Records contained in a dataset

Start of Block

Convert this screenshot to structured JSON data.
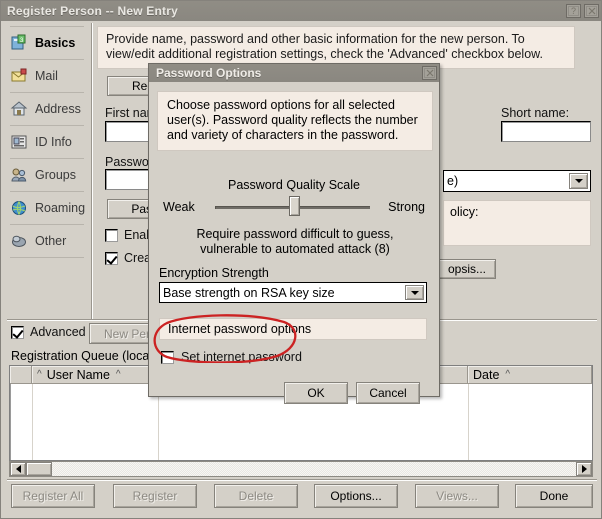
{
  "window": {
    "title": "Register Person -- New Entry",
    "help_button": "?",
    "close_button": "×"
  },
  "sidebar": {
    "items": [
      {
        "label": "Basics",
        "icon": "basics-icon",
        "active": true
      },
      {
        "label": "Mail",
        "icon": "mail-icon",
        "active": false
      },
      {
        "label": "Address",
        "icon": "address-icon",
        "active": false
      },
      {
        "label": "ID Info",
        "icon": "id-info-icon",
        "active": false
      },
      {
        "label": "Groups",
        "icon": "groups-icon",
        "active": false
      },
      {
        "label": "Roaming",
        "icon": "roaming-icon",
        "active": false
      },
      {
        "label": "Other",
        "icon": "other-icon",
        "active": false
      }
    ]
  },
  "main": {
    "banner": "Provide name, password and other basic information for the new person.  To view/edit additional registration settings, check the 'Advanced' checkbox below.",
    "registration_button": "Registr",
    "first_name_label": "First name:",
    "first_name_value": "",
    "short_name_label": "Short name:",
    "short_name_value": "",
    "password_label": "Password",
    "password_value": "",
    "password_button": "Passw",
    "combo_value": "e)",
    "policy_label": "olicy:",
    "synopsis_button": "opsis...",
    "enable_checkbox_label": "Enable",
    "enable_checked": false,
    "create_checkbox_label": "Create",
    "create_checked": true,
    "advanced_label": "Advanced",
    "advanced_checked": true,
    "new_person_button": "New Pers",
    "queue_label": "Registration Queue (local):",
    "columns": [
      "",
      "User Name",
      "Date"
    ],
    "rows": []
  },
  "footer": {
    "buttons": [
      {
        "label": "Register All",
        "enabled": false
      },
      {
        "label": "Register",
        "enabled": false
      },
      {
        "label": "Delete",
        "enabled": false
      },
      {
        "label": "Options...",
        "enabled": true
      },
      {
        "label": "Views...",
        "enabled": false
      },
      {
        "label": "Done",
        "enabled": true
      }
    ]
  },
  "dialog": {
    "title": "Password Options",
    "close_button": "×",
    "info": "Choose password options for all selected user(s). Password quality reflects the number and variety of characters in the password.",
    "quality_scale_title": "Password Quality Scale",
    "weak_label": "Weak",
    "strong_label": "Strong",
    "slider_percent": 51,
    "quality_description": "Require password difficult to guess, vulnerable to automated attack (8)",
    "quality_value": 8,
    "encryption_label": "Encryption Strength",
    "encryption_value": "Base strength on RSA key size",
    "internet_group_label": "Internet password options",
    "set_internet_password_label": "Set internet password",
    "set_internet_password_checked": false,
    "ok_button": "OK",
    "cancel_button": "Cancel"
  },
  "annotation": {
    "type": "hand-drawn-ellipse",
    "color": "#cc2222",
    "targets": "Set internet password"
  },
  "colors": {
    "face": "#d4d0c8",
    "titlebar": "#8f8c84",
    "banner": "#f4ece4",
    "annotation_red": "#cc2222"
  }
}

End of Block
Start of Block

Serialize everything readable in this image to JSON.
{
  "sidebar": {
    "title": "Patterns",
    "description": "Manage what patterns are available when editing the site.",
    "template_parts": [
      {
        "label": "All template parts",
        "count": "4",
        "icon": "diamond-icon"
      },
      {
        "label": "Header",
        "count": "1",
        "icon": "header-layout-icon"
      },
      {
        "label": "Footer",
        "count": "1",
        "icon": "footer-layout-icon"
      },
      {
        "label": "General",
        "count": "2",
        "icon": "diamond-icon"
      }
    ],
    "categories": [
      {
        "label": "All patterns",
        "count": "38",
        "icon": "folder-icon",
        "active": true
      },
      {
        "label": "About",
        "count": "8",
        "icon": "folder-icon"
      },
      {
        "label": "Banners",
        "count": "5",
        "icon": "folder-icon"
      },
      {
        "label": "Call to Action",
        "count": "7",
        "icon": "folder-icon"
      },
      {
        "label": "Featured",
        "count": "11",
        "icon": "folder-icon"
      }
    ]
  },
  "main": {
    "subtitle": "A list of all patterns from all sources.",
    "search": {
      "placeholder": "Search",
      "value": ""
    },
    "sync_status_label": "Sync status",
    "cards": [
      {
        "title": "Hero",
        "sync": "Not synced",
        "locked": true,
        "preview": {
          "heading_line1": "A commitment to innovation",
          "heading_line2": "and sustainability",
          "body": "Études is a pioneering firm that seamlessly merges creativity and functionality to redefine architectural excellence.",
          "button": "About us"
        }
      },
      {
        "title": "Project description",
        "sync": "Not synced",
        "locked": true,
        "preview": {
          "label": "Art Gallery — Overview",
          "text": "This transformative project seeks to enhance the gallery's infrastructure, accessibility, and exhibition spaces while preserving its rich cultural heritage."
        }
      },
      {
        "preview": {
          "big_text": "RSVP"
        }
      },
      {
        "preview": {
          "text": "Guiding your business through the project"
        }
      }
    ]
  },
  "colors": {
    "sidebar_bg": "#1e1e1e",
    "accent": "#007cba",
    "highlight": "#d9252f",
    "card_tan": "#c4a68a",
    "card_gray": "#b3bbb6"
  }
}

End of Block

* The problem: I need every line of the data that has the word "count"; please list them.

* Your response:
        "count": "4",
        "count": "1",
        "count": "1",
        "count": "2",
        "count": "38",
        "count": "8",
        "count": "5",
        "count": "7",
        "count": "11",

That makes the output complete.